BEGIN SUPPLIED MATERIAL

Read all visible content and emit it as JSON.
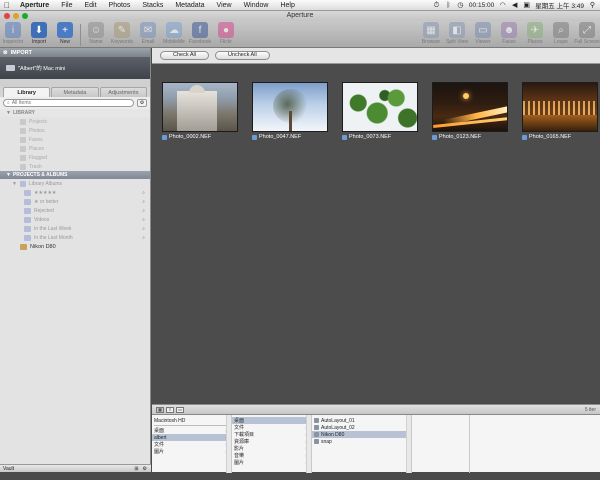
{
  "menubar": {
    "app_name": "Aperture",
    "items": [
      "File",
      "Edit",
      "Photos",
      "Stacks",
      "Metadata",
      "View",
      "Window",
      "Help"
    ],
    "timer": "00:15:00",
    "clock": "星期五 上午 3:49"
  },
  "window": {
    "title": "Aperture"
  },
  "toolbar": {
    "left": [
      {
        "label": "Inspector",
        "icon": "info-icon",
        "color": "#5a7fbf",
        "dim": true
      },
      {
        "label": "Import",
        "icon": "import-arrow-icon",
        "color": "#3f6fb6",
        "dim": false
      },
      {
        "label": "New",
        "icon": "new-plus-icon",
        "color": "#4a7bc3",
        "dim": false
      }
    ],
    "middle": [
      {
        "label": "Name",
        "icon": "person-icon",
        "color": "#8e8e8e",
        "dim": true
      },
      {
        "label": "Keywords",
        "icon": "tag-icon",
        "color": "#a59a78",
        "dim": true
      },
      {
        "label": "Email",
        "icon": "email-icon",
        "color": "#7a94bc",
        "dim": true
      },
      {
        "label": "MobileMe",
        "icon": "cloud-icon",
        "color": "#7ea2cf",
        "dim": true
      },
      {
        "label": "Facebook",
        "icon": "facebook-icon",
        "color": "#3b5998",
        "dim": true
      },
      {
        "label": "Flickr",
        "icon": "flickr-icon",
        "color": "#d34d8e",
        "dim": true
      }
    ],
    "right": [
      {
        "label": "Browser",
        "icon": "grid-icon",
        "color": "#8a98b3",
        "dim": true
      },
      {
        "label": "Split View",
        "icon": "split-view-icon",
        "color": "#8a98b3",
        "dim": true
      },
      {
        "label": "Viewer",
        "icon": "viewer-icon",
        "color": "#7d8fb0",
        "dim": true
      },
      {
        "label": "Faces",
        "icon": "faces-icon",
        "color": "#9a7fb0",
        "dim": true
      },
      {
        "label": "Places",
        "icon": "places-icon",
        "color": "#8ab07a",
        "dim": true
      },
      {
        "label": "Loupe",
        "icon": "loupe-icon",
        "color": "#7c7c7c",
        "dim": true
      },
      {
        "label": "Full Screen",
        "icon": "fullscreen-icon",
        "color": "#7c7c7c",
        "dim": true
      }
    ]
  },
  "sidebar": {
    "import_header": "IMPORT",
    "import_source": "\"Albert\"的 Mac mini",
    "tabs": [
      {
        "label": "Library",
        "active": true
      },
      {
        "label": "Metadata",
        "active": false
      },
      {
        "label": "Adjustments",
        "active": false
      }
    ],
    "search": {
      "placeholder": "All Items"
    },
    "library_header": "LIBRARY",
    "library_items": [
      "Projects",
      "Photos",
      "Faces",
      "Places",
      "Flagged",
      "Trash"
    ],
    "projects_header": "PROJECTS & ALBUMS",
    "albums_folder": "Library Albums",
    "album_items": [
      "★★★★★",
      "★ or better",
      "Rejected",
      "Videos",
      "In the Last Week",
      "In the Last Month"
    ],
    "project_item": "Nikon D80",
    "vault_label": "Vault"
  },
  "main": {
    "check_all": "Check All",
    "uncheck_all": "Uncheck All",
    "photos": [
      {
        "name": "Photo_0002.NEF",
        "style": "p1"
      },
      {
        "name": "Photo_0047.NEF",
        "style": "p2"
      },
      {
        "name": "Photo_0073.NEF",
        "style": "p3"
      },
      {
        "name": "Photo_0123.NEF",
        "style": "p4"
      },
      {
        "name": "Photo_0165.NEF",
        "style": "p5"
      }
    ],
    "photo_count": "5 iter"
  },
  "file_browser": {
    "col1": {
      "top": "Macintosh HD",
      "items": [
        "桌面",
        "albert",
        "文件",
        "圖片"
      ],
      "selected": 1
    },
    "col2": {
      "items": [
        "桌面",
        "文件",
        "下載項目",
        "資源庫",
        "影片",
        "音樂",
        "圖片"
      ],
      "selected": 0
    },
    "col3": {
      "items": [
        "AutoLayout_01",
        "AutoLayout_02",
        "Nikon D80",
        "snap"
      ],
      "selected": 2
    }
  }
}
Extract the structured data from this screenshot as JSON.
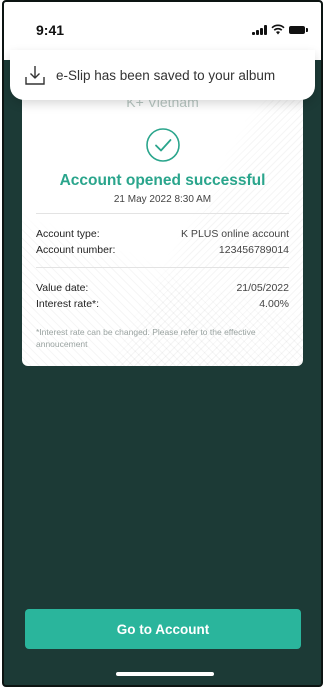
{
  "status_bar": {
    "time": "9:41"
  },
  "toast": {
    "icon": "download-icon",
    "message": "e-Slip has been saved to your album"
  },
  "slip": {
    "logo_text": "K+ Vietnam",
    "title": "Account opened successful",
    "datetime": "21 May 2022  8:30 AM",
    "account_type_label": "Account type:",
    "account_type_value": "K PLUS online account",
    "account_number_label": "Account number:",
    "account_number_value": "123456789014",
    "value_date_label": "Value date:",
    "value_date_value": "21/05/2022",
    "interest_rate_label": "Interest rate*:",
    "interest_rate_value": "4.00%",
    "note": "*Interest rate can be changed. Please refer to the effective annoucement"
  },
  "cta": {
    "label": "Go to Account"
  },
  "colors": {
    "accent": "#2ab59c",
    "title_green": "#2aa58c",
    "background": "#1c3a36"
  }
}
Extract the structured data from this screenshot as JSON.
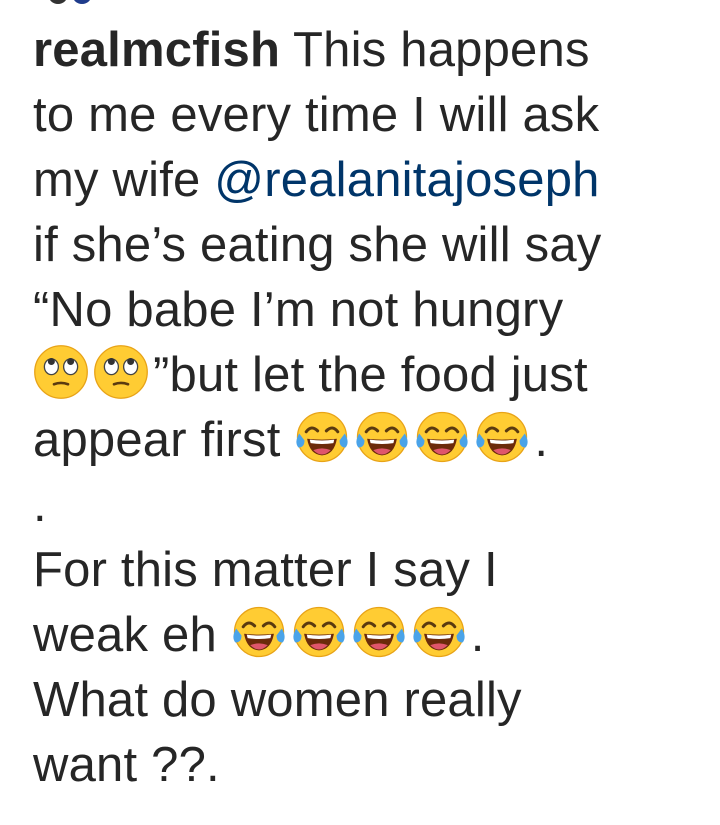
{
  "post": {
    "username": "realmcfish",
    "caption": {
      "part1": " This happens",
      "line2": "to me every time I will ask",
      "line3_prefix": "my wife ",
      "mention": "@realanitajoseph",
      "line4": "if she’s eating she will say",
      "line5": "“No babe I’m not hungry",
      "line6_suffix": "”but let the food just",
      "line7_prefix": "appear first ",
      "line7_suffix": ".",
      "line8": ".",
      "line9": "For this matter I say I",
      "line10_prefix": "weak eh ",
      "line10_suffix": ".",
      "line11": "What do women really",
      "line12": "want ??."
    },
    "emojis": {
      "eye_roll": "face-with-rolling-eyes",
      "laughing": "face-with-tears-of-joy"
    }
  },
  "colors": {
    "text": "#262626",
    "mention": "#003569",
    "emoji_face": "#FFCC33"
  }
}
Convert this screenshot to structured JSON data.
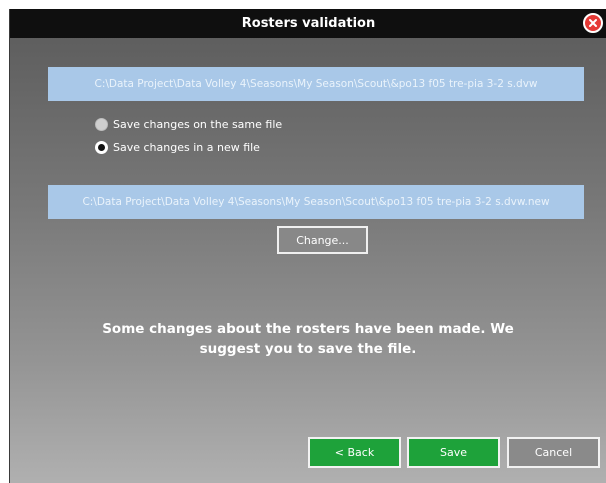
{
  "dialog": {
    "title": "Rosters validation",
    "source_path": "C:\\Data Project\\Data Volley 4\\Seasons\\My Season\\Scout\\&po13 f05 tre-pia 3-2 s.dvw",
    "options": [
      {
        "label": "Save changes on the same file",
        "selected": false
      },
      {
        "label": "Save changes in a new file",
        "selected": true
      }
    ],
    "new_path": "C:\\Data Project\\Data Volley 4\\Seasons\\My Season\\Scout\\&po13 f05 tre-pia 3-2 s.dvw.new",
    "change_label": "Change...",
    "message": "Some changes about the rosters have been made. We suggest you to save the file.",
    "buttons": {
      "back": "< Back",
      "save": "Save",
      "cancel": "Cancel"
    }
  },
  "colors": {
    "path_box": "#a9c8e8",
    "accent_green": "#1ea23a",
    "close_red": "#e53935",
    "titlebar": "#0f0f0f"
  }
}
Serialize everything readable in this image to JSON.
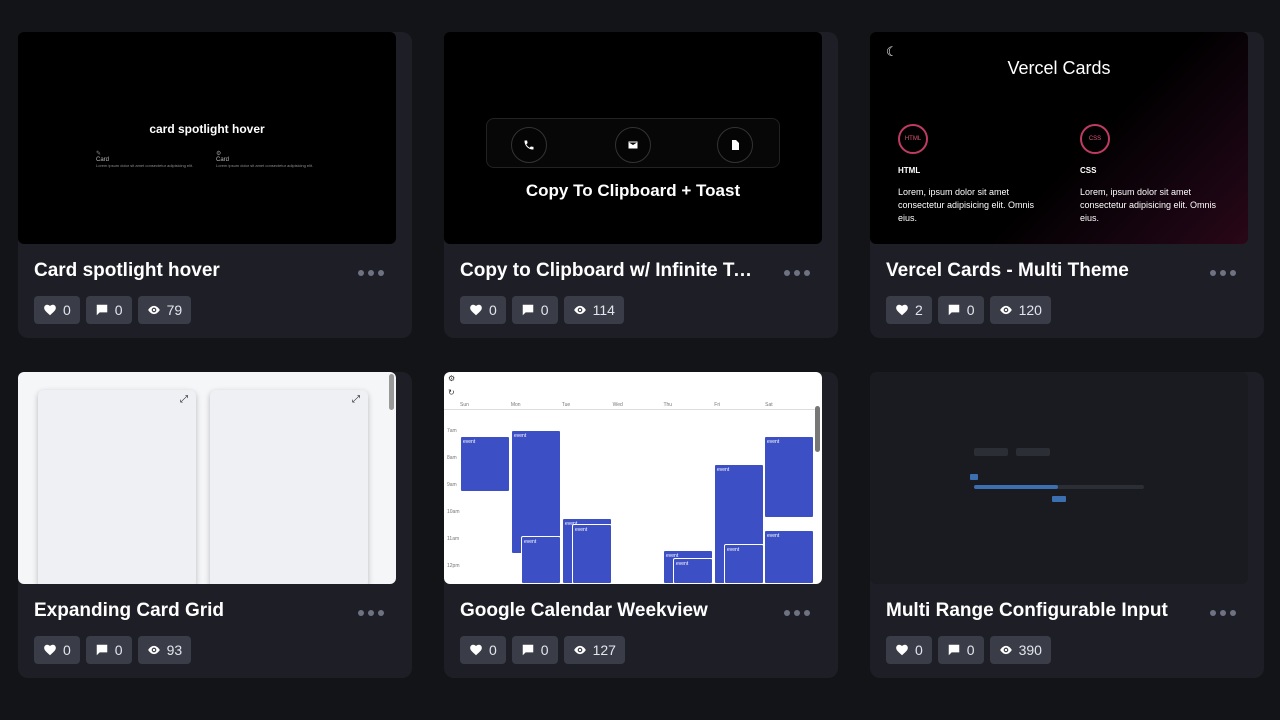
{
  "cards": [
    {
      "title": "Card spotlight hover",
      "likes": "0",
      "comments": "0",
      "views": "79",
      "preview": {
        "heading": "card spotlight hover",
        "items": [
          {
            "label": "Card",
            "text": "Lorem ipsum dolor sit amet consectetur adipisicing elit."
          },
          {
            "label": "Card",
            "text": "Lorem ipsum dolor sit amet consectetur adipisicing elit."
          }
        ]
      }
    },
    {
      "title": "Copy to Clipboard w/ Infinite To...",
      "likes": "0",
      "comments": "0",
      "views": "114",
      "preview": {
        "heading": "Copy To Clipboard + Toast"
      }
    },
    {
      "title": "Vercel Cards - Multi Theme",
      "likes": "2",
      "comments": "0",
      "views": "120",
      "preview": {
        "heading": "Vercel Cards",
        "items": [
          {
            "badge": "HTML",
            "label": "HTML",
            "text": "Lorem, ipsum dolor sit amet consectetur adipisicing elit. Omnis eius."
          },
          {
            "badge": "CSS",
            "label": "CSS",
            "text": "Lorem, ipsum dolor sit amet consectetur adipisicing elit. Omnis eius."
          }
        ]
      }
    },
    {
      "title": "Expanding Card Grid",
      "likes": "0",
      "comments": "0",
      "views": "93",
      "preview": {}
    },
    {
      "title": "Google Calendar Weekview",
      "likes": "0",
      "comments": "0",
      "views": "127",
      "preview": {
        "days": [
          "Sun",
          "Mon",
          "Tue",
          "Wed",
          "Thu",
          "Fri",
          "Sat"
        ],
        "times": [
          "7am",
          "8am",
          "9am",
          "10am",
          "11am",
          "12pm"
        ],
        "event_label": "event"
      }
    },
    {
      "title": "Multi Range Configurable Input",
      "likes": "0",
      "comments": "0",
      "views": "390",
      "preview": {}
    }
  ],
  "colors": {
    "accent_blue": "#3c4fc4",
    "badge_pink": "#c03b63",
    "card_bg": "#1e1f26",
    "page_bg": "#131417"
  }
}
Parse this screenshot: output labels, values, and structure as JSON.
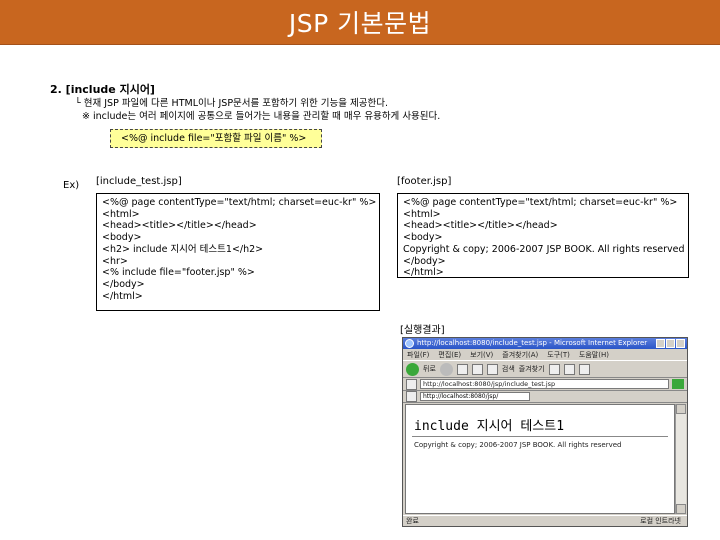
{
  "header": {
    "title": "JSP 기본문법",
    "color": "#c8661f"
  },
  "section": {
    "heading": "2. [include 지시어]",
    "line1": "└ 현재 JSP 파일에 다른 HTML이나 JSP문서를 포함하기 위한 기능을 제공한다.",
    "line2": "※ include는 여러 페이지에 공통으로 들어가는 내용을 관리할 때 매우 유용하게 사용된다.",
    "syntax": "<%@ include file=\"포함할 파일 이름\" %>"
  },
  "example": {
    "label": "Ex)",
    "file1": {
      "name": "[include_test.jsp]",
      "lines": [
        "<%@ page contentType=\"text/html; charset=euc-kr\" %>",
        "<html>",
        "<head><title></title></head>",
        "<body>",
        "<h2> include 지시어 테스트1</h2>",
        "<hr>",
        "<% include file=\"footer.jsp\" %>",
        "</body>",
        "</html>"
      ]
    },
    "file2": {
      "name": "[footer.jsp]",
      "lines": [
        "<%@ page contentType=\"text/html; charset=euc-kr\" %>",
        "<html>",
        "<head><title></title></head>",
        "<body>",
        "Copyright & copy; 2006-2007 JSP BOOK. All rights reserved",
        "</body>",
        "</html>"
      ]
    },
    "result_label": "[실행결과]"
  },
  "browser": {
    "window_title": "http://localhost:8080/include_test.jsp - Microsoft Internet Explorer",
    "menu": [
      "파일(F)",
      "편집(E)",
      "보기(V)",
      "즐겨찾기(A)",
      "도구(T)",
      "도움말(H)"
    ],
    "toolbar": {
      "back": "뒤로",
      "search": "검색",
      "favorites": "즐겨찾기"
    },
    "address": "http://localhost:8080/jsp/include_test.jsp",
    "links": "http://localhost:8080/jsp/",
    "page_heading": "include 지시어 테스트1",
    "page_footer": "Copyright & copy; 2006-2007 JSP BOOK. All rights reserved",
    "status_left": "완료",
    "status_right": "로컬 인트라넷"
  }
}
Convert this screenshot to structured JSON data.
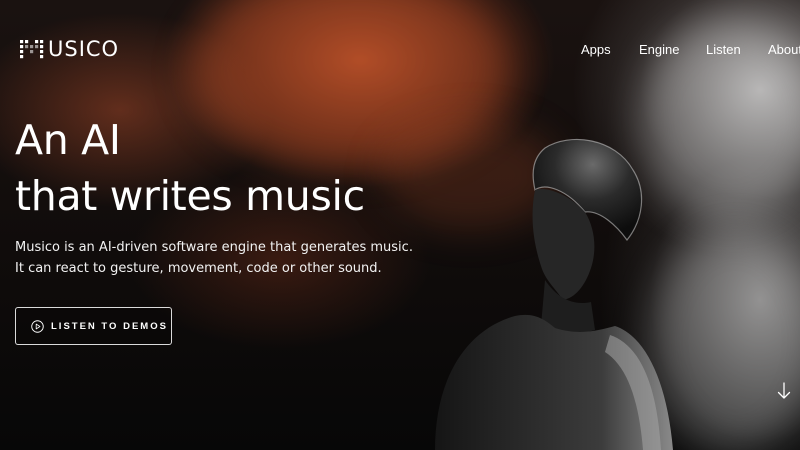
{
  "brand": {
    "name": "USICO",
    "logo_icon": "musico-dots-m-logo"
  },
  "nav": {
    "items": [
      {
        "label": "Apps"
      },
      {
        "label": "Engine"
      },
      {
        "label": "Listen"
      },
      {
        "label": "About"
      }
    ]
  },
  "hero": {
    "headline_line1": "An AI",
    "headline_line2": "that writes music",
    "subtitle_line1": "Musico is an AI-driven software engine that generates music.",
    "subtitle_line2": "It can react to gesture, movement, code or other sound.",
    "cta_label": "LISTEN TO DEMOS",
    "cta_icon": "play-circle-icon",
    "scroll_icon": "arrow-down-icon",
    "image": "person-in-smoke-photo"
  },
  "colors": {
    "text": "#ffffff",
    "smoke_orange": "#be5028",
    "smoke_grey": "#d7d7d7",
    "background": "#0a0908"
  }
}
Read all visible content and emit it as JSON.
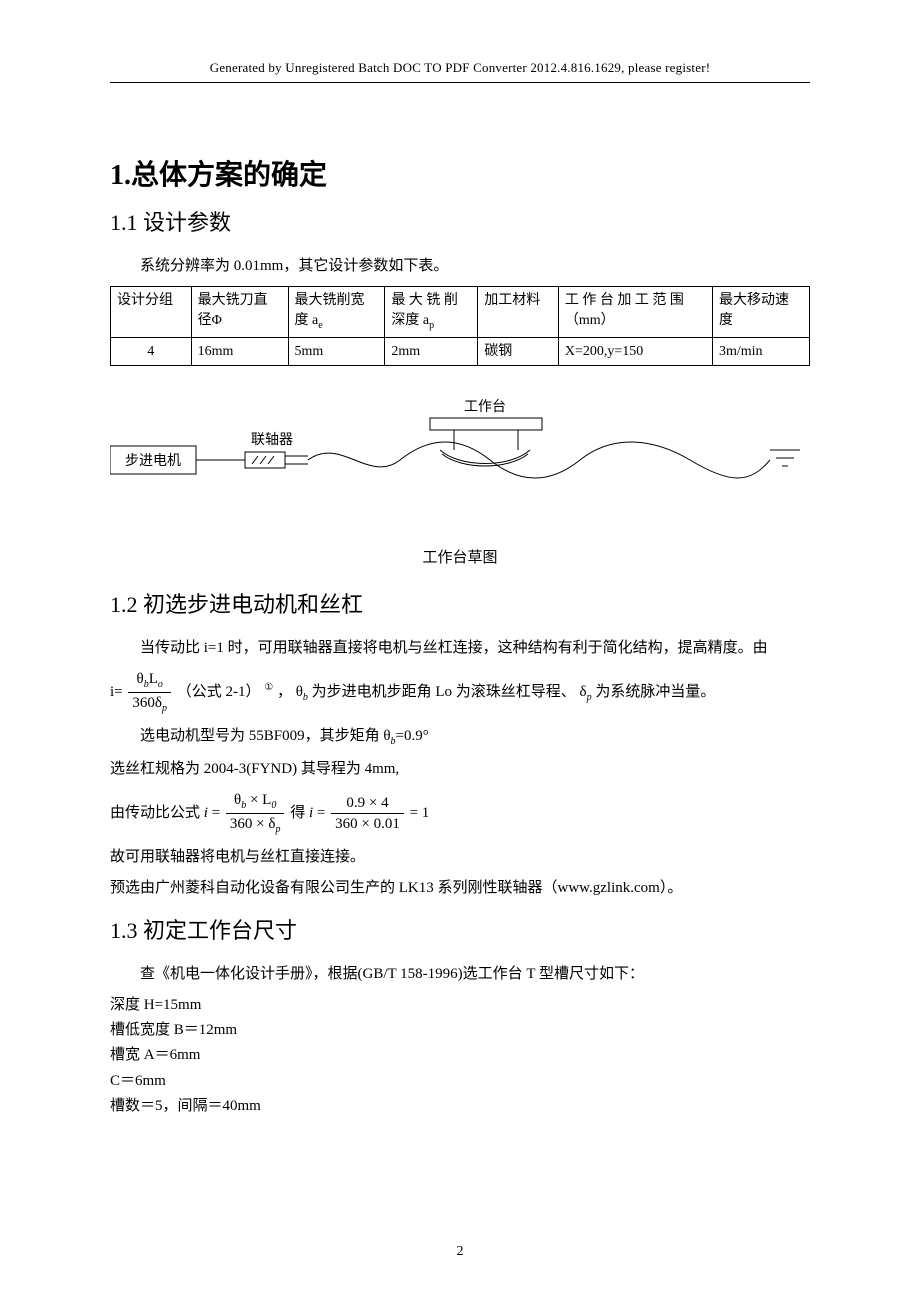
{
  "watermark": "Generated by Unregistered Batch DOC TO PDF Converter 2012.4.816.1629, please register!",
  "section1": {
    "title_num": "1.",
    "title_text": "总体方案的确定",
    "sub1": {
      "heading": "1.1 设计参数",
      "intro": "系统分辨率为 0.01mm，其它设计参数如下表。",
      "table": {
        "headers": [
          "设计分组",
          "最大铣刀直径Φ",
          "最大铣削宽度 aₑ",
          "最大铣削深度 aₚ",
          "加工材料",
          "工作台加工范围（mm）",
          "最大移动速度"
        ],
        "h0": "设计分组",
        "h1a": "最大铣刀直",
        "h1b": "径Φ",
        "h2a": "最大铣削宽",
        "h2b": "度 a",
        "h2sub": "e",
        "h3a": "最 大 铣 削",
        "h3b": "深度 a",
        "h3sub": "p",
        "h4": "加工材料",
        "h5a": "工 作 台 加 工 范 围",
        "h5b": "（mm）",
        "h6a": "最大移动速",
        "h6b": "度",
        "row": {
          "c0": "4",
          "c1": "16mm",
          "c2": "5mm",
          "c3": "2mm",
          "c4": "碳钢",
          "c5": "X=200,y=150",
          "c6": "3m/min"
        }
      },
      "diagram": {
        "motor": "步进电机",
        "coupling": "联轴器",
        "table": "工作台",
        "caption": "工作台草图"
      }
    },
    "sub2": {
      "heading": "1.2 初选步进电动机和丝杠",
      "p1": "当传动比 i=1 时，可用联轴器直接将电机与丝杠连接，这种结构有利于简化结构，提高精度。由",
      "formula1_left": "i=",
      "formula1_num_theta": "θ",
      "formula1_num_sub_b": "b",
      "formula1_num_L": "L",
      "formula1_num_sub_o": "o",
      "formula1_den_360": "360",
      "formula1_den_delta": "δ",
      "formula1_den_sub_p": "p",
      "formula1_note": "（公式 2-1）",
      "formula1_circ": "①",
      "formula1_tail1": "， θ",
      "formula1_tail_sub_b": "b",
      "formula1_tail2": "为步进电机步距角 Lo 为滚珠丝杠导程、",
      "formula1_tail_delta": "δ",
      "formula1_tail_sub_p": "p",
      "formula1_tail3": "为系统脉冲当量。",
      "p2a": "选电动机型号为 55BF009，其步矩角",
      "p2_theta": "θ",
      "p2_sub": "b",
      "p2b": "=0.9°",
      "p3": "选丝杠规格为 2004-3(FYND)    其导程为 4mm,",
      "p4_pre": "由传动比公式",
      "p4_i": "i",
      "p4_eq": " = ",
      "p4_num1_theta": "θ",
      "p4_num1_sub": "b",
      "p4_num1_times": " × ",
      "p4_num1_L": "L",
      "p4_num1_Lsub": "0",
      "p4_den1_360": "360 × ",
      "p4_den1_delta": "δ",
      "p4_den1_sub": "p",
      "p4_de": "得   ",
      "p4_num2": "0.9 × 4",
      "p4_den2": "360 × 0.01",
      "p4_eq1": " = 1",
      "p5": "故可用联轴器将电机与丝杠直接连接。",
      "p6": "预选由广州菱科自动化设备有限公司生产的 LK13 系列刚性联轴器（www.gzlink.com）。"
    },
    "sub3": {
      "heading": "1.3 初定工作台尺寸",
      "p1": "查《机电一体化设计手册》，根据(GB/T 158-1996)选工作台 T 型槽尺寸如下：",
      "l1": "深度 H=15mm",
      "l2": "槽低宽度 B＝12mm",
      "l3": "槽宽 A＝6mm",
      "l4": "C＝6mm",
      "l5": "槽数＝5，间隔＝40mm"
    }
  },
  "page_number": "2"
}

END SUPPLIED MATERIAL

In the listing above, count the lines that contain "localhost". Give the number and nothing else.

### ANSWER BELOW
3